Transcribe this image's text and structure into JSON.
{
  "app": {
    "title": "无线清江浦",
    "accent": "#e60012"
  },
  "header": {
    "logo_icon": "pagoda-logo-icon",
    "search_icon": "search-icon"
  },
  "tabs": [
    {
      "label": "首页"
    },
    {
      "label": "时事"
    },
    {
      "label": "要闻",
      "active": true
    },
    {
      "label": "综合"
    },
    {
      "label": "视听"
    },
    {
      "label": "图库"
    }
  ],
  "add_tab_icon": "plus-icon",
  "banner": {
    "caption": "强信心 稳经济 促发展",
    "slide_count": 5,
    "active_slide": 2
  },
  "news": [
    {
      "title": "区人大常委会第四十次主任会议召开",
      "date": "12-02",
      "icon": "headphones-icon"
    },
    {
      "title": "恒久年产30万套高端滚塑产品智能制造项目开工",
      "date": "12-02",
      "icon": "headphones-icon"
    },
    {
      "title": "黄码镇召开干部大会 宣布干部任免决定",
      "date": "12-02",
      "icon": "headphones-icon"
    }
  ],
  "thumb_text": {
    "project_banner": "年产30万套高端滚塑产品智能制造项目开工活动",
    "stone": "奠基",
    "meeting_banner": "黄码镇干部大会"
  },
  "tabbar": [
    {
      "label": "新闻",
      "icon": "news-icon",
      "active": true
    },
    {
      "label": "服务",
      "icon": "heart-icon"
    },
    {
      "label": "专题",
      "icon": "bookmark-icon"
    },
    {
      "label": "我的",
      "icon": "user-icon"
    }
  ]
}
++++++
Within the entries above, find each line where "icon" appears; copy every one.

## Exercise solution
    "logo_icon": "pagoda-logo-icon",
    "search_icon": "search-icon"
  "add_tab_icon": "plus-icon",
      "icon": "headphones-icon"
      "icon": "headphones-icon"
      "icon": "headphones-icon"
      "icon": "news-icon",
      "icon": "heart-icon"
      "icon": "bookmark-icon"
      "icon": "user-icon"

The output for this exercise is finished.